So, at first I wanted to make sure the script worked and I used test.txt, ran it through my python script using 'python -i test.txt -p john' and left the output file as the default value. Then, to double check that it worked, I ran 'python -i out.file -p john -o new.test.txt' and verified that it worked with md5 sum.

As we can see, the 'test.txt' and 'new.test.txt' have the same md5sum but after obfuscating with password 'john' the md5sum changes. Now, let's try this with a meterpreter shell.

We're going to use msfvenom to create a simple meterpreter executable and we'll run it through VirusTotal to determine if it can still detect the executable.

Here we've created the meterpreter.exe and the hidden.exe.obf.

Interestingly enough, VirusTotal didn't do a great job detecting even the simple meterpreter payload but, some AVs did detect the meterpreter.exe file.

Now, after we scan the hidden.exe.obf file...

0% detection! This makes sense because the file virtually does not resemble an executable anymore nor could you execute it as such BUT, you could place this on a target and according to this it wouldn't be detected.

This is not a sophisticated method for hiding executables but it could work to avoid simple antivirus, firewall, and intrusion detection systems. Do with it what you will!

--EDIT-- 7/19/2016

I was able to add random password creation and execution via temporary files to my python script. Check out the updates at the same link as above but, here it is again:

Wednesday, June 15, 2016

It's a public metasploit module and I want it now!

Good evening! Long time no chat, I've got a great technical article coming up that will be useful to anyone that uses Metasploit!

We are going to walk through adding new modules to the metasploit framework. Not going to lie, I stole some of the knowledge and information from other walk-throughs on the internet so I'm going cite the main ones here and then walk through it myself.

Thanks to:
Step 1: Find an exploit you'd like to add to metasploit! This is typically because you haven't updated metasploit for awhile (msfupdate, fyi), or there is a brand new exploit released on exploit-db and you GOTTA, GOTTA HAVE IT!

For this post I decided to add the new Apache Continuum Arbitrary Command Execution exploit to metasploit (

Step 2: Download the ruby script. Click the source button. Or the raw button. Somehow convert the text you see on the screen to a .rb file on your computer. Still recommend clicking the source button.
Step 3: Copy or move that file to subfolders of your hidden msf directory in your home directory, for example, mine was ~/.msf5/ because i just updated metasploit. The other blogs above tend to reference ~/.msf4/ but the correct answer is whichever folder you currently have with metasploit installed. Make sure to include '-a' in your ls command so you can see the hidden folders. Now you're going to need to use mkdir under the ~/.msf5/ folder. I made ~/.msf5/exploits/apache/ to store the new exploit.

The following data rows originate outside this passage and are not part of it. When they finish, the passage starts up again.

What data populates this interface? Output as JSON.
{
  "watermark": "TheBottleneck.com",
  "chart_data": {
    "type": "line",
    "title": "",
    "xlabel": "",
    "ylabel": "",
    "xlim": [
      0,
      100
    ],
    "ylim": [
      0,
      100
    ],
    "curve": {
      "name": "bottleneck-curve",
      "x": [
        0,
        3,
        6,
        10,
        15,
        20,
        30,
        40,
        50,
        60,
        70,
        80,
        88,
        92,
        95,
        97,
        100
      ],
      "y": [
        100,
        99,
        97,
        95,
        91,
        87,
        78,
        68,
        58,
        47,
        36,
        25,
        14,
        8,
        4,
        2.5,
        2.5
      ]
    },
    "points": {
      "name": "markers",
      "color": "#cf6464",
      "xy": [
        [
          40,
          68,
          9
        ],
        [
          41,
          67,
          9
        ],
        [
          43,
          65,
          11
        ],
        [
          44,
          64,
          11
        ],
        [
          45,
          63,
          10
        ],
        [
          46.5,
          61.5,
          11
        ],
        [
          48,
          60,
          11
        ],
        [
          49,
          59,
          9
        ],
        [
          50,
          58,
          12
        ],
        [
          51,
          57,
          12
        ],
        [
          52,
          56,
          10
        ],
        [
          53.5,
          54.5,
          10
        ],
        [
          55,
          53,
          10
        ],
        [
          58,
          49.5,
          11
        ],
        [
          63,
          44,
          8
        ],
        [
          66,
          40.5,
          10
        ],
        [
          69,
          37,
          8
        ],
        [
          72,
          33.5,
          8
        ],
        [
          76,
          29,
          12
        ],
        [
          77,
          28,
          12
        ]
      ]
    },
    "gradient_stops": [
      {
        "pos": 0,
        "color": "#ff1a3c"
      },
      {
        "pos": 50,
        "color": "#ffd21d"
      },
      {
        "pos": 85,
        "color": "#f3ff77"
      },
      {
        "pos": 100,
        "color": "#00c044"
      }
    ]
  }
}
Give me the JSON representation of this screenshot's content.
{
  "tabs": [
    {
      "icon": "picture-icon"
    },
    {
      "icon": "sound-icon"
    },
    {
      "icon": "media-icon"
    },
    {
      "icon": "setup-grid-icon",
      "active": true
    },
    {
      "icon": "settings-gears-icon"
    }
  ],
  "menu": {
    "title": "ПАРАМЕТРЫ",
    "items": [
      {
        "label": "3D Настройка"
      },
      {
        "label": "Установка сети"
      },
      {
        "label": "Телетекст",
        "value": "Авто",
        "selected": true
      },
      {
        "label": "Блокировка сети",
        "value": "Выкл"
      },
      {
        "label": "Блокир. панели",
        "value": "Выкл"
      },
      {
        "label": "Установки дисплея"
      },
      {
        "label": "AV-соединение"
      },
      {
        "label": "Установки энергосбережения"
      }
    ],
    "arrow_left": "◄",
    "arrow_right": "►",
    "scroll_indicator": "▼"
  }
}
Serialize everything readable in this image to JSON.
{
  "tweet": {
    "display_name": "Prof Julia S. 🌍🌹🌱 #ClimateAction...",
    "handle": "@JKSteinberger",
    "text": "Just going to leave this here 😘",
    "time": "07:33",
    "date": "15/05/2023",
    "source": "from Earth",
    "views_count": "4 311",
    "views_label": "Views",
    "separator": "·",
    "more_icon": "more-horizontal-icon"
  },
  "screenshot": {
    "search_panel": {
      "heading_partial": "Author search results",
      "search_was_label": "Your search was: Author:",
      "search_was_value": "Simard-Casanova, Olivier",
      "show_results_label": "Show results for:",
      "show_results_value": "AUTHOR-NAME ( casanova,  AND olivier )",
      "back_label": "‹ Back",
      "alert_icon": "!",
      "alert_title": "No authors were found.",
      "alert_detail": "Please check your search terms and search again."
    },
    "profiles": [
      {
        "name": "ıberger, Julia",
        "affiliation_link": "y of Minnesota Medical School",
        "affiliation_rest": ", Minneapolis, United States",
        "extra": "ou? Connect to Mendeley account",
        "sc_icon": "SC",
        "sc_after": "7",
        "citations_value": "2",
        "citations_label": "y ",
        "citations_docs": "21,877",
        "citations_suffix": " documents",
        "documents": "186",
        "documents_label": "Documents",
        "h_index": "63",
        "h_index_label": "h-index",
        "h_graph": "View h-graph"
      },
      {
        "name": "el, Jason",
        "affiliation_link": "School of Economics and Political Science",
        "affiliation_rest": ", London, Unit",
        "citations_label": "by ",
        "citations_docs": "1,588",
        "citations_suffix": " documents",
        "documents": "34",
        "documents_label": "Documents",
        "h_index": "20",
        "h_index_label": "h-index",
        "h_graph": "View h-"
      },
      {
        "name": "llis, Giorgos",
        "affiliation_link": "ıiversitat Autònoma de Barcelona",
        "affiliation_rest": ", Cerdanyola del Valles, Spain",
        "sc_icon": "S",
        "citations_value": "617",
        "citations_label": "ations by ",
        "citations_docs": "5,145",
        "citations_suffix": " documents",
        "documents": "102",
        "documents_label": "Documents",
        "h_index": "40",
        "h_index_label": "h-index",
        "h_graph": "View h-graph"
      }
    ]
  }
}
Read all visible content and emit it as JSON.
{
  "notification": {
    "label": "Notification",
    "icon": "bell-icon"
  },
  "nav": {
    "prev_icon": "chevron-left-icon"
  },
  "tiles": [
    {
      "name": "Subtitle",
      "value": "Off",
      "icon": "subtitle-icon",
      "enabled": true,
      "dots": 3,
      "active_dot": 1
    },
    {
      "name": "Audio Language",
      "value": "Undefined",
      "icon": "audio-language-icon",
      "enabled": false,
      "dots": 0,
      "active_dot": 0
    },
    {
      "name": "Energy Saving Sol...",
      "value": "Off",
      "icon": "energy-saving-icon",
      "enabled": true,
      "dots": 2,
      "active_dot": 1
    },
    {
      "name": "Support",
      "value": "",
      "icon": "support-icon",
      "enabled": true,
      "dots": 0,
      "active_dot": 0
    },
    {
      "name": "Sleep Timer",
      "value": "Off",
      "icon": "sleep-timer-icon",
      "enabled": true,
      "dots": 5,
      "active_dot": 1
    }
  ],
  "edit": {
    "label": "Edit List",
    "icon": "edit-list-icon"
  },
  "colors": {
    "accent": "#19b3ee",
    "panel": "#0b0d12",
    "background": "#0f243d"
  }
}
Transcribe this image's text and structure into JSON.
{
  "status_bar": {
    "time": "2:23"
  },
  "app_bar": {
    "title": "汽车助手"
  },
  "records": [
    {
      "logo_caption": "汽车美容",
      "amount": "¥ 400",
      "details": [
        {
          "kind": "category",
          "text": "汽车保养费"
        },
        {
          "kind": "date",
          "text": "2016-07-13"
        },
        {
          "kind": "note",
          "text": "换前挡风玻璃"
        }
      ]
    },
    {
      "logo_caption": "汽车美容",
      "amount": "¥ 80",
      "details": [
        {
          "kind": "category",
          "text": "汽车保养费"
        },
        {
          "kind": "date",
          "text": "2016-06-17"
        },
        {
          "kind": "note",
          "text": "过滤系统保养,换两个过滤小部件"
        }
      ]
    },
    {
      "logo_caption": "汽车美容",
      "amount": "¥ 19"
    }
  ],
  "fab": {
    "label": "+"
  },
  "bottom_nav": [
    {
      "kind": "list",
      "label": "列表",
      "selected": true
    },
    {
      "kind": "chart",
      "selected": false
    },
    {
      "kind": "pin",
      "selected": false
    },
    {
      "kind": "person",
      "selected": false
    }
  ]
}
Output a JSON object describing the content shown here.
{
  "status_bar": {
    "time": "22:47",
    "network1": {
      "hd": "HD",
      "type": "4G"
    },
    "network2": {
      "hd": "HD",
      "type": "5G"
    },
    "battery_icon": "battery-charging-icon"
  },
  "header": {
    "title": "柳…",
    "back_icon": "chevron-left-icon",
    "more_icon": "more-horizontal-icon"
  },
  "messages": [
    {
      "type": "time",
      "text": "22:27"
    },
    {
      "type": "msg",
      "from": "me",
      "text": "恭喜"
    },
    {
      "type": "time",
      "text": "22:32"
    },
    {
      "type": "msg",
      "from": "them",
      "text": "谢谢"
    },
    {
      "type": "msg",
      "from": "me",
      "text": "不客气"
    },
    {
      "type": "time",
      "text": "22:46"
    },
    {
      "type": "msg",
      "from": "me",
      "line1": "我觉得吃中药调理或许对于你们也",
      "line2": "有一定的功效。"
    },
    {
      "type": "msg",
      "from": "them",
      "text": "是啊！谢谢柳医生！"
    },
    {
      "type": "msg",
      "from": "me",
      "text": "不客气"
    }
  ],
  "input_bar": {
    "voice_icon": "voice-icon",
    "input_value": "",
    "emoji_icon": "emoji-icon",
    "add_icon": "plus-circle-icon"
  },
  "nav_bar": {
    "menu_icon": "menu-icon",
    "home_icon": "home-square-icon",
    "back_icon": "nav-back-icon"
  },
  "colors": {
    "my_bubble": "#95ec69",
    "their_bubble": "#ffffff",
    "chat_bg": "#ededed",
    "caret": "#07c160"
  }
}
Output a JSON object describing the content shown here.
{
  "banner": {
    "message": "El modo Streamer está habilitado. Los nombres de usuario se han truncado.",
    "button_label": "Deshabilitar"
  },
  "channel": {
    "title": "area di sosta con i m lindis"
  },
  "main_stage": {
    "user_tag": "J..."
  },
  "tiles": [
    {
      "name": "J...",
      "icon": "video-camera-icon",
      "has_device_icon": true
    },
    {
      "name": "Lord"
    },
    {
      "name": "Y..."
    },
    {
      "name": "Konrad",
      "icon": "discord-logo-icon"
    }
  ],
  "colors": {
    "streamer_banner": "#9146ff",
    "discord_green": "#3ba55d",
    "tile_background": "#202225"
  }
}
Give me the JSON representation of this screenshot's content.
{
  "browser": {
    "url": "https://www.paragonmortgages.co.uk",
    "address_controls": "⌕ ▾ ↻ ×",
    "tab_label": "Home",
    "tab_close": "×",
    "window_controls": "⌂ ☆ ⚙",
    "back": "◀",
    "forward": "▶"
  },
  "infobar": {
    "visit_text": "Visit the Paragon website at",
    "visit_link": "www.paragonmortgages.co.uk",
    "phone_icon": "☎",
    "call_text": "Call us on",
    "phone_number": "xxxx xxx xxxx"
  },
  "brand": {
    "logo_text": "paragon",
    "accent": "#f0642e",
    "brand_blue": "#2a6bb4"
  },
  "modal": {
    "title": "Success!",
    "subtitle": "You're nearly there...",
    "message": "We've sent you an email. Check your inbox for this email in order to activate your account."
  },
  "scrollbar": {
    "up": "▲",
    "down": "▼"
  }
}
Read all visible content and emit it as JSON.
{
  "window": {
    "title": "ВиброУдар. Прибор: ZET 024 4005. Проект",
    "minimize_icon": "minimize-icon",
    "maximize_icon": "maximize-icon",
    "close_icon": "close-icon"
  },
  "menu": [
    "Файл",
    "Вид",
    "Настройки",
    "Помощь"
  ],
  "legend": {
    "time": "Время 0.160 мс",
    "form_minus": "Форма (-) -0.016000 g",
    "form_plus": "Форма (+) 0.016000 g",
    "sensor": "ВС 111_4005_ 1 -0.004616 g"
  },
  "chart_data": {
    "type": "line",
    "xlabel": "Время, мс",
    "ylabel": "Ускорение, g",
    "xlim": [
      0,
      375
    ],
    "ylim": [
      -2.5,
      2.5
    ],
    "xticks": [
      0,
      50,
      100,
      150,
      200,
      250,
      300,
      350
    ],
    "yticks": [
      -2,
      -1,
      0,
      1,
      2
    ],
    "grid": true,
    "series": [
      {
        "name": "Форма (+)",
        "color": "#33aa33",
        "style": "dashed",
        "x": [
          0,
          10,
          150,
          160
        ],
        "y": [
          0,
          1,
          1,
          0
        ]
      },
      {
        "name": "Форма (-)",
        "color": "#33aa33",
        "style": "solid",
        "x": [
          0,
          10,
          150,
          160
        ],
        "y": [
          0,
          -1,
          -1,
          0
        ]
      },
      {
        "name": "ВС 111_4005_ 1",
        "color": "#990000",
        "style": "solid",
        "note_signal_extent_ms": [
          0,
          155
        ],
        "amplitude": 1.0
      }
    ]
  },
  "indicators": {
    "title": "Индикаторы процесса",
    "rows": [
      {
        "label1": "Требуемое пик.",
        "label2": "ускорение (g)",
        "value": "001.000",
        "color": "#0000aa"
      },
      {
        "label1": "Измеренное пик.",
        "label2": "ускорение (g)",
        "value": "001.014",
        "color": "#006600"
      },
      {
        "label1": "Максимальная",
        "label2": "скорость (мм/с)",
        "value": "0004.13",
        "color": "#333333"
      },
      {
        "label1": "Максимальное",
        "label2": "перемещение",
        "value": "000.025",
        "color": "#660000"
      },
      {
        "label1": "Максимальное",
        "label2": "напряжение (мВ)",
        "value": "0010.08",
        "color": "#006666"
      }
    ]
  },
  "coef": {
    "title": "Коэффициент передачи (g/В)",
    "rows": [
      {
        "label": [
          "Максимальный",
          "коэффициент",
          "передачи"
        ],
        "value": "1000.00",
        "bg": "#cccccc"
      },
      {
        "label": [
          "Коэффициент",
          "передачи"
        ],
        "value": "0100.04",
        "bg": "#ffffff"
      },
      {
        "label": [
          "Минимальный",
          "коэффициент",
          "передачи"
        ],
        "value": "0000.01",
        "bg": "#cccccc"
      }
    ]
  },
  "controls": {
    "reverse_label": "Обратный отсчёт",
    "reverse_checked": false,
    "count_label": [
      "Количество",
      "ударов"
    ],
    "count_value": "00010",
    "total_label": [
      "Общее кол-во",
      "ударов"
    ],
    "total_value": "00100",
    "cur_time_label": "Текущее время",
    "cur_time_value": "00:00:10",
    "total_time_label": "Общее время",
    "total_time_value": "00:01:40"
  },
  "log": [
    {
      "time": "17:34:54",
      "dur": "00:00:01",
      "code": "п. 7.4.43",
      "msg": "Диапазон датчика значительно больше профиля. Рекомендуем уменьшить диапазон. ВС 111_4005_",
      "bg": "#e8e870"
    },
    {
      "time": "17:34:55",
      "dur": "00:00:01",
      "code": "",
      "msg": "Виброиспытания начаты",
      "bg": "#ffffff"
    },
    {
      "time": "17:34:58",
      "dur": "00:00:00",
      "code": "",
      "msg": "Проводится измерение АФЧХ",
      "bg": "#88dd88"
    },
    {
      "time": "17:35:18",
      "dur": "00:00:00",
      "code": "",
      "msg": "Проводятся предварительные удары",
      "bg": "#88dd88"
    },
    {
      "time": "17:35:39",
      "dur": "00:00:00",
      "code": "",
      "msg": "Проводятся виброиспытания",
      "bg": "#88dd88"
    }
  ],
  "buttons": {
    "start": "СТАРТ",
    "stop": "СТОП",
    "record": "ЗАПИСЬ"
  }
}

Note: Right below the hidden msf folder, you need to follow metasploit's naming convention (exploits, auxiliary, payloads, etc) but, afterwards you can put whichever folders you want so you can easily find the exploit while using metasploit.

Step 4: Here I actually had issues :( When I put the ruby script into the above directory, metasploit was very unhappy due to "Missing compatible Metasploit<major_version> class constant". In order to fix this, I grabbed an exploit that I knew metasploit accepted and tried to manually diff the files to find any discrepancies. Ultimately, it came down to this...

I had to change MetasploitModule to Metasploit3 and I added "require 'msf/core'" (no double quotes, yes single quotes). Then metasploit finally accepted my new script as one of its own (d'awww).

Step 5: Confirm the addition of the new script...

Ok, we started with 1517 exploits available and after adding our new one we have...


Step 6: Confirm you can load and run the script using msfconsole (or whichever framework you prefer)

So far so beyond the scope of this blog post I setup Apache Continuum and let's see if the exploit works...*DUN DUN DUNNNNN*

Step 7: Exploit for fun and profit! Good luck and add all the exploits!